A novel study by Monash University experts seems to have elucidated on the microscopic antennas inside the kidney which are involved in the organ’s repair process. This study is believed to have shown how kidney repair processes are controlled. It also assists in elucidating the cause of polycystic kidney disease.
Apparently, the study may be an essential step towards a cure for polycystic kidney disease. This polycystic kidney disease is known to be a potentially fatal disease which affects more than one in 1000 people.
The kidney is known to comprise of approximately a million tiny living tubes which produce urine in order to rid the body of waste products. The cells which make up these tubes seem to have hair-like structures which are two thousandths of a millimetre long. Also, these hair-like structures appear to respond to urine flow by sending reassuring signals back to the cells.
“We have shown for the first time that the hair-like structures on kidney cells, called cilia, change their length in response to injury in human patients, growing up to four times their original length in the later stages of kidney repair,” mentioned Lead author of the study, Dr Deane, a researcher at the Centre for Inflammatory Disease at the Monash Medical Centre.
“These hair-like structures are antennas and the increases in their length amplify the signals they send to kidney cells at vital stages of repair. We think this is how they turn off the repair process when it is complete and allow the kidney to start working normally again,” continues Dr Deane.
It was observed that in an injured kidney there is a decrease in urine flow and reassuring signals from the hair-like structures are diminished. This seems to lead kidney cells to go into repair mode. Evidently, surviving kidney cells take on a novel form which allows them to reproduce rapidly in order to replace cells that have died. It was noted that when enough cells have been produced it is imperative that kidney cells stop reproducing and return to their normal form. Allegedly, this is where some additional input from the hair-like structures appears to be required.
“Our research helps put a logical framework behind what is happening in polycystic kidney disease, as the mutations that cause the disease can damage the hair-like structures of kidneys cells,” elucidates Dr Deane.
Dr Deane further stated that, “We hope that this work will lead to new ways of treating both kidney injury and polycystic kidney disease.”

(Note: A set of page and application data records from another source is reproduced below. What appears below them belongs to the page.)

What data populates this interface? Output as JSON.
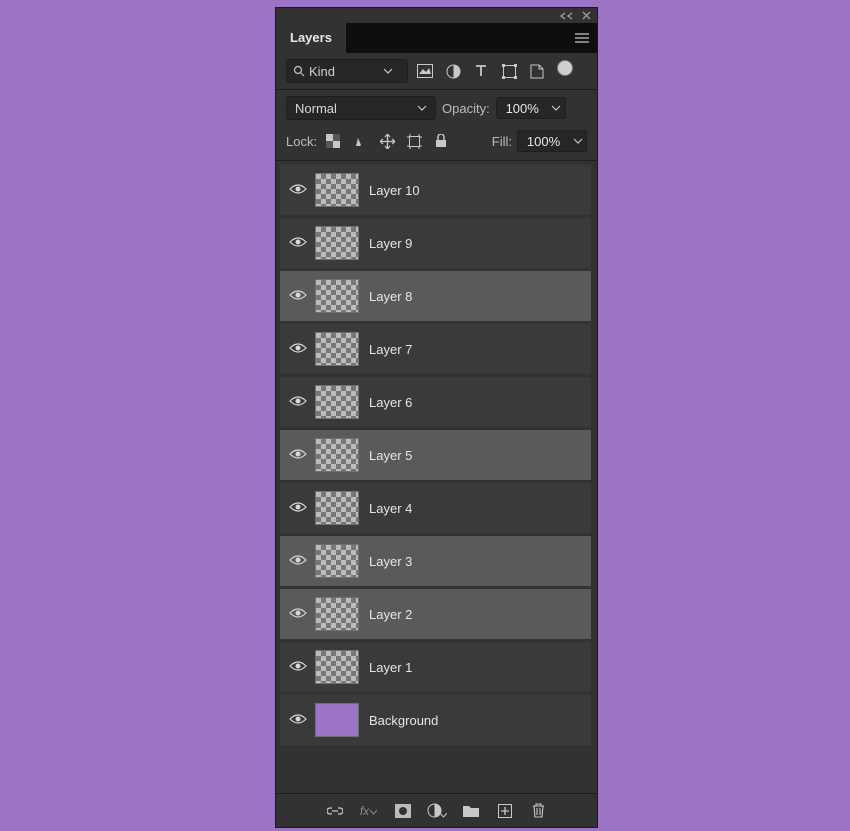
{
  "panel": {
    "title": "Layers",
    "search_placeholder": "Kind",
    "blend_mode": "Normal",
    "opacity_label": "Opacity:",
    "opacity_value": "100%",
    "lock_label": "Lock:",
    "fill_label": "Fill:",
    "fill_value": "100%",
    "fx_label": "fx"
  },
  "layers": [
    {
      "name": "Layer 10",
      "visible": true,
      "selected": false,
      "thumb": "checker"
    },
    {
      "name": "Layer 9",
      "visible": true,
      "selected": false,
      "thumb": "checker"
    },
    {
      "name": "Layer 8",
      "visible": true,
      "selected": true,
      "thumb": "checker"
    },
    {
      "name": "Layer 7",
      "visible": true,
      "selected": false,
      "thumb": "checker"
    },
    {
      "name": "Layer 6",
      "visible": true,
      "selected": false,
      "thumb": "checker"
    },
    {
      "name": "Layer 5",
      "visible": true,
      "selected": true,
      "thumb": "checker"
    },
    {
      "name": "Layer 4",
      "visible": true,
      "selected": false,
      "thumb": "checker"
    },
    {
      "name": "Layer 3",
      "visible": true,
      "selected": true,
      "thumb": "checker"
    },
    {
      "name": "Layer 2",
      "visible": true,
      "selected": true,
      "thumb": "checker"
    },
    {
      "name": "Layer 1",
      "visible": true,
      "selected": false,
      "thumb": "checker"
    },
    {
      "name": "Background",
      "visible": true,
      "selected": false,
      "thumb": "solid-purple"
    }
  ]
}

Dr Deane claimed that if the switching on and off the repair process is not properly controlled, quickly reproducing cells could possibly distort the tubes of the kidney. Additionally, this distortion may perhaps prevent them from functioning properly. Supposedly, this is what happens in people who have polycystic kidney disease. This disease is believed to be a condition which is at present untreatable.
The findings of the study have been published in the latest edition of the Journal of the American Society of Nephrology.